| CAPE TOWN

Security guards protest at Parliament

By

Guards demand to be better armed

photo of marchers at magistrates court
Security guards and cleaners marched to Parliament on Wednesday, demanding better working conditions. Photo: Bernard Chiguvare
By

About 40 members of the Masibonisane Security and Cleaners’ Forum marched to Parliament on Wednesday to try to hand over a memorandum about working conditions to President Cyril Ramaphosa and to the Economic Freedom Fighters Party.

Masibonisane was formed by employees of security companies throughout the country in 2016.
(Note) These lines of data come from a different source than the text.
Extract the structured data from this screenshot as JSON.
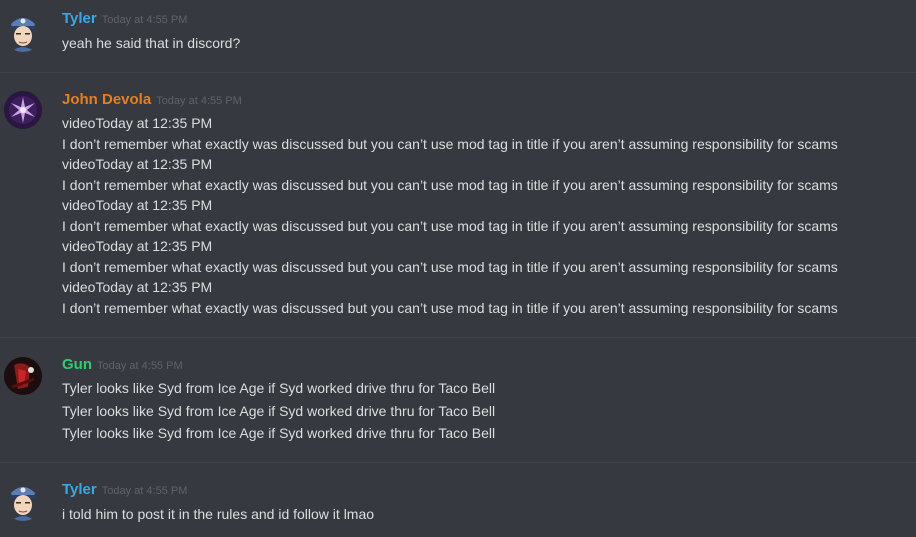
{
  "messages": [
    {
      "author": "Tyler",
      "author_color": "#3498db",
      "timestamp": "Today at 4:55 PM",
      "avatar": "tyler-avatar",
      "lines": [
        "yeah he said that in discord?"
      ]
    },
    {
      "author": "John Devola",
      "author_color": "#e67e22",
      "timestamp": "Today at 4:55 PM",
      "avatar": "john-devola-avatar",
      "lines": [
        "videoToday at 12:35 PM",
        "I don’t remember what exactly was discussed but you can’t use mod tag in title if you aren’t assuming responsibility for scams",
        "videoToday at 12:35 PM",
        "I don’t remember what exactly was discussed but you can’t use mod tag in title if you aren’t assuming responsibility for scams",
        "videoToday at 12:35 PM",
        "I don’t remember what exactly was discussed but you can’t use mod tag in title if you aren’t assuming responsibility for scams",
        "videoToday at 12:35 PM",
        "I don’t remember what exactly was discussed but you can’t use mod tag in title if you aren’t assuming responsibility for scams",
        "videoToday at 12:35 PM",
        "I don’t remember what exactly was discussed but you can’t use mod tag in title if you aren’t assuming responsibility for scams"
      ]
    },
    {
      "author": "Gun",
      "author_color": "#2ecc71",
      "timestamp": "Today at 4:55 PM",
      "avatar": "gun-avatar",
      "lines": [
        "Tyler looks like Syd from Ice Age if Syd worked drive thru for Taco Bell",
        "Tyler looks like Syd from Ice Age if Syd worked drive thru for Taco Bell",
        "Tyler looks like Syd from Ice Age if Syd worked drive thru for Taco Bell"
      ]
    },
    {
      "author": "Tyler",
      "author_color": "#3498db",
      "timestamp": "Today at 4:55 PM",
      "avatar": "tyler-avatar",
      "lines": [
        "i told him to post it in the rules and id follow it lmao"
      ]
    }
  ]
}
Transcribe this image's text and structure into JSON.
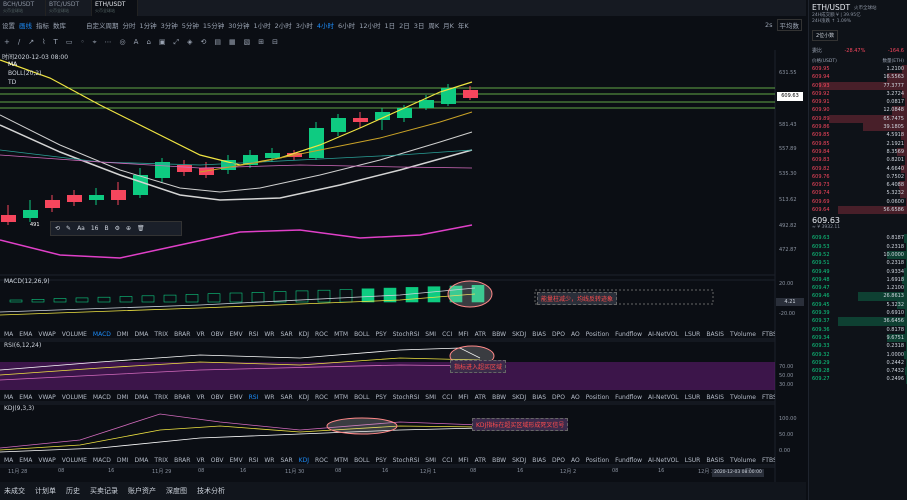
{
  "tabs": [
    {
      "name": "BCH/USDT",
      "sub": "火币全球站"
    },
    {
      "name": "BTC/USDT",
      "sub": "火币全球站"
    },
    {
      "name": "ETH/USDT",
      "sub": "火币全球站"
    }
  ],
  "toolbar": {
    "items": [
      "设置",
      "画线",
      "指标",
      "数库"
    ],
    "custom_period": "自定义周期",
    "periods": [
      "分时",
      "1分钟",
      "3分钟",
      "5分钟",
      "15分钟",
      "30分钟",
      "1小时",
      "2小时",
      "3小时",
      "4小时",
      "6小时",
      "12小时",
      "1日",
      "2日",
      "3日",
      "周K",
      "月K",
      "年K"
    ],
    "active_period": "4小时",
    "right": [
      "2s",
      "平均数"
    ]
  },
  "draw_tools": [
    "+",
    "/",
    "↗",
    "⌇",
    "T",
    "▭",
    "◦",
    "⌖",
    "⋯",
    "◎",
    "A",
    "⌂",
    "▣",
    "⤢",
    "◈",
    "⟲",
    "▤",
    "▦",
    "▧",
    "⊞",
    "⊟"
  ],
  "main": {
    "time_label": "时间2020-12-03 08:00",
    "legends": [
      "MA",
      "BOLL(20,2)",
      "TD"
    ],
    "price_labels": [
      "631.55",
      "609.63",
      "581.43",
      "557.89",
      "535.30",
      "513.62",
      "492.82",
      "472.87"
    ],
    "current_price": "609.63",
    "float_toolbar": [
      "⟲",
      "✎",
      "Aa",
      "16",
      "B",
      "⚙",
      "⊕",
      "🗑"
    ],
    "candle_low_label": "491"
  },
  "macd": {
    "legend": "MACD(12,26,9)",
    "y": [
      "20.00",
      "4.21",
      "-20.00"
    ],
    "note": "能量柱减少，均线反转迹象"
  },
  "indicator_row": [
    "MA",
    "EMA",
    "VWAP",
    "VOLUME",
    "MACD",
    "DMI",
    "DMA",
    "TRIX",
    "BRAR",
    "VR",
    "OBV",
    "EMV",
    "RSI",
    "WR",
    "SAR",
    "KDJ",
    "ROC",
    "MTM",
    "BOLL",
    "PSY",
    "StochRSI",
    "SMI",
    "CCI",
    "MFI",
    "ATR",
    "BBW",
    "SKDJ",
    "BIAS",
    "DPO",
    "AO",
    "Position",
    "Fundflow",
    "AI-NetVOL",
    "LSUR",
    "BASIS",
    "TVolume",
    "FTBS",
    "TTSI",
    "TTMU",
    "AI-BSI",
    "MLR"
  ],
  "rsi": {
    "legend": "RSI(6,12,24)",
    "y": [
      "70.00",
      "50.00",
      "30.00"
    ],
    "note": "指标进入超买区域"
  },
  "kdj": {
    "legend": "KDJ(9,3,3)",
    "y": [
      "100.00",
      "50.00",
      "0.00"
    ],
    "note": "KDJ指标在超买区域形成死叉信号"
  },
  "xaxis": [
    "11月 28",
    "08",
    "16",
    "11月 29",
    "08",
    "16",
    "11月 30",
    "08",
    "16",
    "12月 1",
    "08",
    "16",
    "12月 2",
    "08",
    "16",
    "12月 3",
    "08"
  ],
  "xaxis_cursor": "2020-12-03 08:00:00",
  "bottom_tabs": [
    "未成交",
    "计划单",
    "历史",
    "买卖记录",
    "账户资产",
    "深度图",
    "技术分析"
  ],
  "panel": {
    "pair": "ETH/USDT",
    "exchange": "火币全球站",
    "line1": "24H成交额 ¥ | 39.95亿",
    "line2": "24H涨跌 ↑ 1.09%",
    "depth_label": "2位小数",
    "ratio_label": "委比",
    "ratio_value": "-28.47%",
    "ratio_diff": "-164.6",
    "header_price": "价格(USDT)",
    "header_qty": "数量(ETH)",
    "asks": [
      [
        "609.95",
        "1.2100"
      ],
      [
        "609.94",
        "16.5563"
      ],
      [
        "609.93",
        "77.3777"
      ],
      [
        "609.92",
        "3.2724"
      ],
      [
        "609.91",
        "0.0817"
      ],
      [
        "609.90",
        "12.0848"
      ],
      [
        "609.89",
        "65.7475"
      ],
      [
        "609.86",
        "39.1805"
      ],
      [
        "609.85",
        "4.5918"
      ],
      [
        "609.85",
        "2.1921"
      ],
      [
        "609.84",
        "8.3569"
      ],
      [
        "609.83",
        "0.8201"
      ],
      [
        "609.82",
        "4.6640"
      ],
      [
        "609.76",
        "0.7502"
      ],
      [
        "609.73",
        "6.4088"
      ],
      [
        "609.74",
        "5.3232"
      ],
      [
        "609.69",
        "0.0600"
      ],
      [
        "609.64",
        "56.6586"
      ]
    ],
    "ask_fills": [
      0.05,
      0.2,
      0.9,
      0.05,
      0.02,
      0.15,
      0.8,
      0.45,
      0.06,
      0.03,
      0.1,
      0.02,
      0.06,
      0.02,
      0.08,
      0.07,
      0.01,
      0.7
    ],
    "last_price": "609.63",
    "last_cny": "≈ ¥ 3932.11",
    "bids": [
      [
        "609.63",
        "0.8187"
      ],
      [
        "609.53",
        "0.2318"
      ],
      [
        "609.52",
        "10.0000"
      ],
      [
        "609.51",
        "0.2318"
      ],
      [
        "609.49",
        "0.9334"
      ],
      [
        "609.48",
        "1.6918"
      ],
      [
        "609.47",
        "1.2100"
      ],
      [
        "609.46",
        "26.8613"
      ],
      [
        "609.45",
        "5.3232"
      ],
      [
        "609.39",
        "0.6910"
      ],
      [
        "609.37",
        "36.6456"
      ],
      [
        "609.36",
        "0.8178"
      ],
      [
        "609.34",
        "9.6751"
      ],
      [
        "609.33",
        "0.2318"
      ],
      [
        "609.32",
        "1.0000"
      ],
      [
        "609.29",
        "0.2442"
      ],
      [
        "609.28",
        "0.7432"
      ],
      [
        "609.27",
        "0.2496"
      ]
    ],
    "bid_fills": [
      0.03,
      0.01,
      0.2,
      0.01,
      0.03,
      0.05,
      0.03,
      0.5,
      0.1,
      0.02,
      0.7,
      0.02,
      0.2,
      0.01,
      0.03,
      0.01,
      0.02,
      0.01
    ]
  },
  "colors": {
    "up": "#0ecb81",
    "down": "#f6465d",
    "accent": "#1d8cf8",
    "ma1": "#f0e442",
    "ma2": "#d4d4d4",
    "boll_mid": "#c9a227",
    "boll_lower": "#e040c8"
  }
}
Joseph Lesetla, one of the organisers, said attempts to have their concerns addressed by the Department of Labour had not been successful.

They want the president to intervene on minimum wages for security guards and cleaners and on working conditions. They also claim the Private Security Industry Regulatory Authority (PSIRA) is failing to address issues concerning security guards.

Velisile Bukula, PSIRA Media and Communications officer, told GroundUp the complaints seemed to be about violation of the basic conditions of employment and should be referred to the Department of Labour. Bukula said PSIRA could not investigate without details of specific complaints.

The protesters marched from Keizersgracht Street to Parliament singing songs.

On arrival at Parliament they were joined by guards and cleaners from MyCiTi buses.

Lilly Cphelele Bambiso, Masibonisane spokesperson, said guards worked in dangerous places without arms and were expected not to run away but to call for backup. “When armed robbers approach us, usually we do not have time to call. It is better to give us guns for protection.”

She said some of the security companies did not give workers bonuses.

There was no one from the President’s office to accept the memorandum.

Makoti Sibongile Khawula from the EFF accepted the memorandum and promised to take the guards’ grievances to the Department of Labour.

© 2018 GroundUp.
This article is licensed under a Creative Commons Attribution-NoDerivatives 4.0 International License.

You may republish this article, so long as you credit the authors and GroundUp, and do not change the text. Please include a link back to the original article.

TOPICS:  Labour